Economic woes, like those in Nizhny Tagil, have been eroding Putin’s ratings for years, said Denis Volkov, a sociologist with the Levada Center.
“Over the past five years, poverty has been continuously growing, people’s financial situation was worsening, and in the midst of it, the (approval) ratings have been slowly declining,” he said.
The mood was far different in 2011-12, when Nizhny Tagil, with its 360,000 residents, became a bedrock of support for Putin.
Igor Kholmanskih, a foreman at the state tank and railroad car factory Uralvagonzavod, appeared on Putin’s annual nationwide phone-in marathon in December 2011 and denounced the mass protests occurring in Moscow at the time as a threat to “stability."
“Today, our staff of many thousands has work, has salaries, has a future, and we value this stability very much. We don’t want to go back,” the foreman said in proposing that he “and the guys” travel to Moscow to help suppress the unrest.

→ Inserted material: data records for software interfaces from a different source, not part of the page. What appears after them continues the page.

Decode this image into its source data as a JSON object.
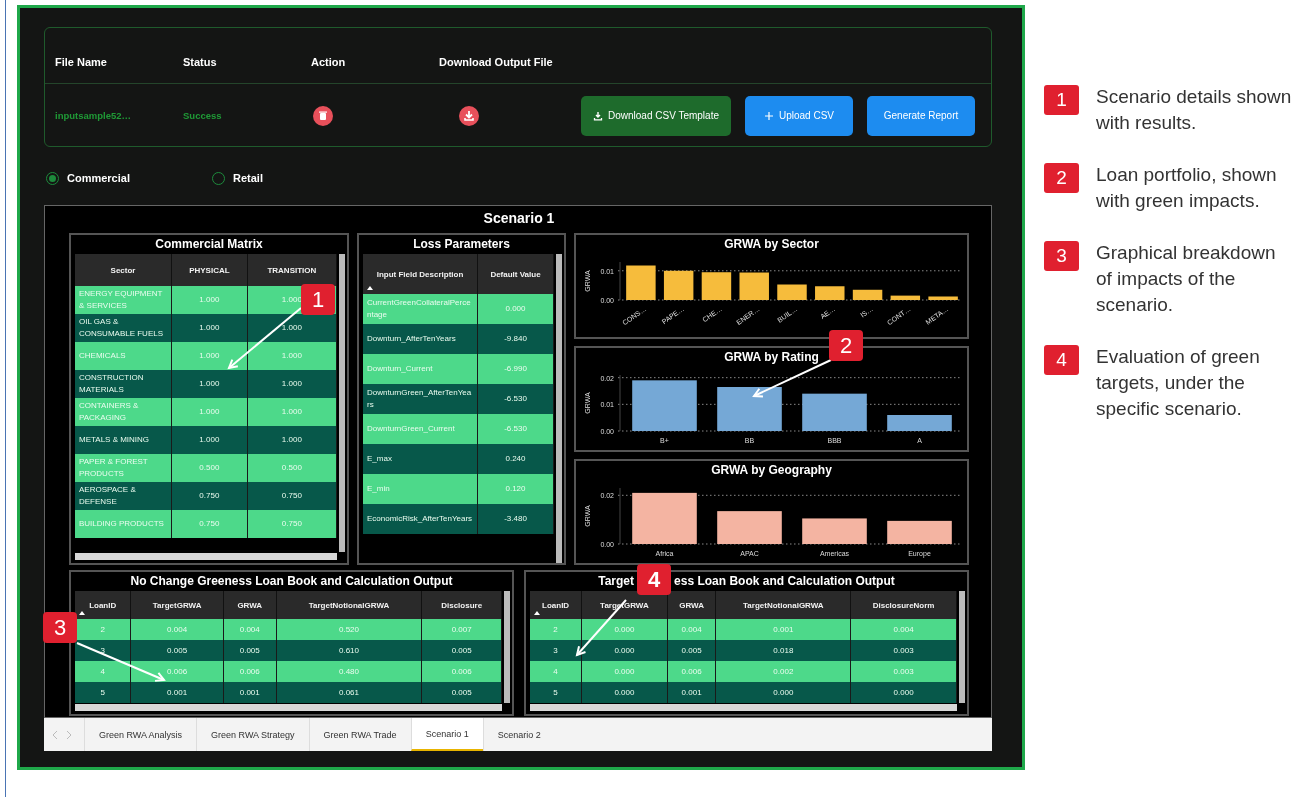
{
  "upload_table": {
    "columns": [
      "File Name",
      "Status",
      "Action",
      "Download Output File"
    ],
    "row": {
      "file_name": "inputsample52…",
      "status": "Success"
    }
  },
  "buttons": [
    {
      "kind": "template",
      "label": "Download CSV Template"
    },
    {
      "kind": "upload",
      "label": "Upload CSV"
    },
    {
      "kind": "generate",
      "label": "Generate Report"
    }
  ],
  "portfolio_type": [
    {
      "label": "Commercial",
      "selected": true
    },
    {
      "label": "Retail",
      "selected": false
    }
  ],
  "report": {
    "title": "Scenario 1",
    "commercial_matrix": {
      "title": "Commercial Matrix",
      "columns": [
        {
          "label": "Sector",
          "sorted": false
        },
        {
          "label": "PHYSICAL",
          "sorted": false
        },
        {
          "label": "TRANSITION",
          "sorted": false
        }
      ],
      "rows": [
        [
          "ENERGY EQUIPMENT & SERVICES",
          "1.000",
          "1.000"
        ],
        [
          "OIL GAS & CONSUMABLE FUELS",
          "1.000",
          "1.000"
        ],
        [
          "CHEMICALS",
          "1.000",
          "1.000"
        ],
        [
          "CONSTRUCTION MATERIALS",
          "1.000",
          "1.000"
        ],
        [
          "CONTAINERS & PACKAGING",
          "1.000",
          "1.000"
        ],
        [
          "METALS & MINING",
          "1.000",
          "1.000"
        ],
        [
          "PAPER & FOREST PRODUCTS",
          "0.500",
          "0.500"
        ],
        [
          "AEROSPACE & DEFENSE",
          "0.750",
          "0.750"
        ],
        [
          "BUILDING PRODUCTS",
          "0.750",
          "0.750"
        ]
      ]
    },
    "loss_parameters": {
      "title": "Loss Parameters",
      "columns": [
        {
          "label": "Input Field Description",
          "sorted": true
        },
        {
          "label": "Default Value",
          "sorted": false
        }
      ],
      "rows": [
        [
          "CurrentGreenCollateralPercentage",
          "0.000"
        ],
        [
          "Downturn_AfterTenYears",
          "-9.840"
        ],
        [
          "Downturn_Current",
          "-6.990"
        ],
        [
          "DownturnGreen_AfterTenYears",
          "-6.530"
        ],
        [
          "DownturnGreen_Current",
          "-6.530"
        ],
        [
          "E_max",
          "0.240"
        ],
        [
          "E_min",
          "0.120"
        ],
        [
          "EconomicRisk_AfterTenYears",
          "-3.480"
        ]
      ]
    },
    "charts": [
      {
        "chart_data": {
          "type": "bar",
          "title": "GRWA by Sector",
          "ylabel": "GRWA",
          "categories": [
            "CONS…",
            "PAPE…",
            "CHE…",
            "ENER…",
            "BUIL…",
            "AE…",
            "IS…",
            "CONT…",
            "META…"
          ],
          "series": [
            {
              "color": "#f6bc3c",
              "values": [
                0.0118,
                0.01,
                0.0095,
                0.0094,
                0.0053,
                0.0047,
                0.0035,
                0.0015,
                0.0012
              ]
            }
          ],
          "ylim": [
            0,
            0.013
          ],
          "yticks": [
            {
              "value": 0,
              "label": "0.00"
            },
            {
              "value": 0.01,
              "label": "0.01"
            }
          ]
        }
      },
      {
        "chart_data": {
          "type": "bar",
          "title": "GRWA by Rating",
          "ylabel": "GRWA",
          "categories": [
            "B+",
            "BB",
            "BBB",
            "A"
          ],
          "series": [
            {
              "color": "#75a8d6",
              "values": [
                0.019,
                0.0165,
                0.014,
                0.006
              ]
            }
          ],
          "ylim": [
            0,
            0.021
          ],
          "yticks": [
            {
              "value": 0,
              "label": "0.00"
            },
            {
              "value": 0.01,
              "label": "0.01"
            },
            {
              "value": 0.02,
              "label": "0.02"
            }
          ]
        }
      },
      {
        "chart_data": {
          "type": "bar",
          "title": "GRWA by Geography",
          "ylabel": "GRWA",
          "categories": [
            "Africa",
            "APAC",
            "Americas",
            "Europe"
          ],
          "series": [
            {
              "color": "#f4b4a2",
              "values": [
                0.021,
                0.0135,
                0.0105,
                0.0095
              ]
            }
          ],
          "ylim": [
            0,
            0.023
          ],
          "yticks": [
            {
              "value": 0,
              "label": "0.00"
            },
            {
              "value": 0.02,
              "label": "0.02"
            }
          ]
        }
      }
    ],
    "loan_tables": [
      {
        "title_parts": [
          "No Change Greeness Loan Book and Calculation Output"
        ],
        "columns": [
          {
            "label": "LoanID",
            "sorted": true
          },
          {
            "label": "TargetGRWA",
            "sorted": false
          },
          {
            "label": "GRWA",
            "sorted": false
          },
          {
            "label": "TargetNotionalGRWA",
            "sorted": false
          },
          {
            "label": "Disclosure",
            "sorted": false
          }
        ],
        "rows": [
          [
            "2",
            "0.004",
            "0.004",
            "0.520",
            "0.007"
          ],
          [
            "3",
            "0.005",
            "0.005",
            "0.610",
            "0.005"
          ],
          [
            "4",
            "0.006",
            "0.006",
            "0.480",
            "0.006"
          ],
          [
            "5",
            "0.001",
            "0.001",
            "0.061",
            "0.005"
          ]
        ]
      },
      {
        "title_parts": [
          "Target",
          "ess Loan Book and Calculation Output"
        ],
        "columns": [
          {
            "label": "LoanID",
            "sorted": true
          },
          {
            "label": "TargetGRWA",
            "sorted": false
          },
          {
            "label": "GRWA",
            "sorted": false
          },
          {
            "label": "TargetNotionalGRWA",
            "sorted": false
          },
          {
            "label": "DisclosureNorm",
            "sorted": false
          }
        ],
        "rows": [
          [
            "2",
            "0.000",
            "0.004",
            "0.001",
            "0.004"
          ],
          [
            "3",
            "0.000",
            "0.005",
            "0.018",
            "0.003"
          ],
          [
            "4",
            "0.000",
            "0.006",
            "0.002",
            "0.003"
          ],
          [
            "5",
            "0.000",
            "0.001",
            "0.000",
            "0.000"
          ]
        ]
      }
    ]
  },
  "page_tabs": [
    {
      "label": "Green RWA Analysis",
      "selected": false
    },
    {
      "label": "Green RWA Strategy",
      "selected": false
    },
    {
      "label": "Green RWA Trade",
      "selected": false
    },
    {
      "label": "Scenario 1",
      "selected": true
    },
    {
      "label": "Scenario 2",
      "selected": false
    }
  ],
  "callout_markers": [
    "1",
    "2",
    "3",
    "4"
  ],
  "legend": [
    {
      "number": "1",
      "text": "Scenario details shown with results."
    },
    {
      "number": "2",
      "text": "Loan portfolio, shown with green impacts."
    },
    {
      "number": "3",
      "text": "Graphical breakdown of impacts of the scenario."
    },
    {
      "number": "4",
      "text": "Evaluation of green targets, under the specific scenario."
    }
  ]
}
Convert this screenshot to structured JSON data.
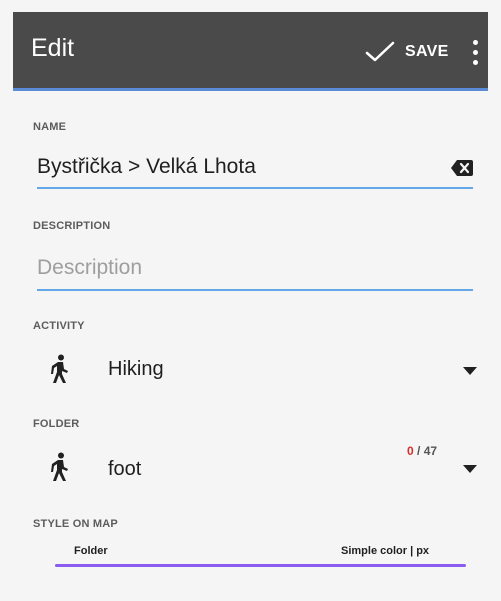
{
  "appbar": {
    "title": "Edit",
    "save_label": "SAVE"
  },
  "name": {
    "label": "NAME",
    "value": "Bystřička > Velká Lhota"
  },
  "description": {
    "label": "DESCRIPTION",
    "placeholder": "Description"
  },
  "activity": {
    "label": "ACTIVITY",
    "value": "Hiking"
  },
  "folder": {
    "label": "FOLDER",
    "value": "foot",
    "count_current": "0",
    "count_total": "/ 47"
  },
  "style_on_map": {
    "label": "STYLE ON MAP",
    "source": "Folder",
    "style": "Simple color | px",
    "line_color": "#8a5cf0"
  },
  "colors": {
    "appbar": "#4a4a4a",
    "accent": "#5b8bd6",
    "underline": "#64a7e8"
  }
}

“Do come over!” Putin said with a smile. Several days after his inauguration in May 2012, the president visited Nizhny Tagil. A week later, he appointed Kholmanskikh to be his envoy in the Ural mountains region.
In a stark contrast, the once-vehement Putin supporter later criticized authorities for embellishing statistics on salaries that didn’t reflect the dire living conditions. Kholmanskikh’s unremarkable political career ended in June 2018 when Putin dismissed him, and he returned to Uralvagonzavod as chairman of the board — only to step down and completely vanish from public view by January of this year.
“The majority doesn’t see this kind of money in their wallets. When people hear about average salaries in their cities and regions, they just assume they’re being lied to,” Kholmanskikh said in a rare public appearance at a conference in December.
His sentiment tracked the shifting mood of Nizhny Tagil residents, from support to opposition, after several years of falling living standards.
“Indeed, we used to be ‘Putingrad.’ We used to support the government’s agenda,” says Nadezhda Zhuravlyova, 36, a local activist. “A lot has changed. The agenda that the government is promoting no longer satisfies local residents’ needs.”
Zhuravlyova, who worked at NTMK for seven years and is now on maternity leave, is the face of a local opposition movement, Tagil for Changes, that was founded in 2018 — the year of the election that gave Putin another six years.
She says protests have been rising since then, with people no longer afraid to take a public stand.
“In March, we organized a mass picket against the constitutional amendments, and many city residents (who attended) we were not acquainted with — they were not just from our circle. People just saw the protest and came forward,” Zhuravlyova says.
Zhuravlyova blames unpopular government policies such as raising the retirement age and increasing tariffs on garbage collection. She says wages are rising slowly but living conditions are worsening.
“Many people get their salary and immediately spend it — (on) utility bills, paying off loans … education, health care, groceries and medicine," Zhuravlyova said.
Nemytov, who worked at NTMK for 12 years before joining Russian Railways, says he spends almost half of his $430 salary on utility bills that go up every year.
“This is just not enough for my family,” said the engineer, who adds that he cannot take his four children on fun outings or on vacations to southern Russia.
Zhuravlyov echoes his sentiment, blaming Putin.
“He’s the most important boss. (People) do as he says," the worker says.
Nemytov believes the constitutional changes won’t improve life for workers in Nizhny Tagil.
“They only care for us as numbers on a piece of paper. We don’t exist for them,” the engineer says.
Litvinova reported from Moscow.
Copyright 2020 The Associated Press. All rights reserved. This material may not be published, broadcast, rewritten or redistributed without permission.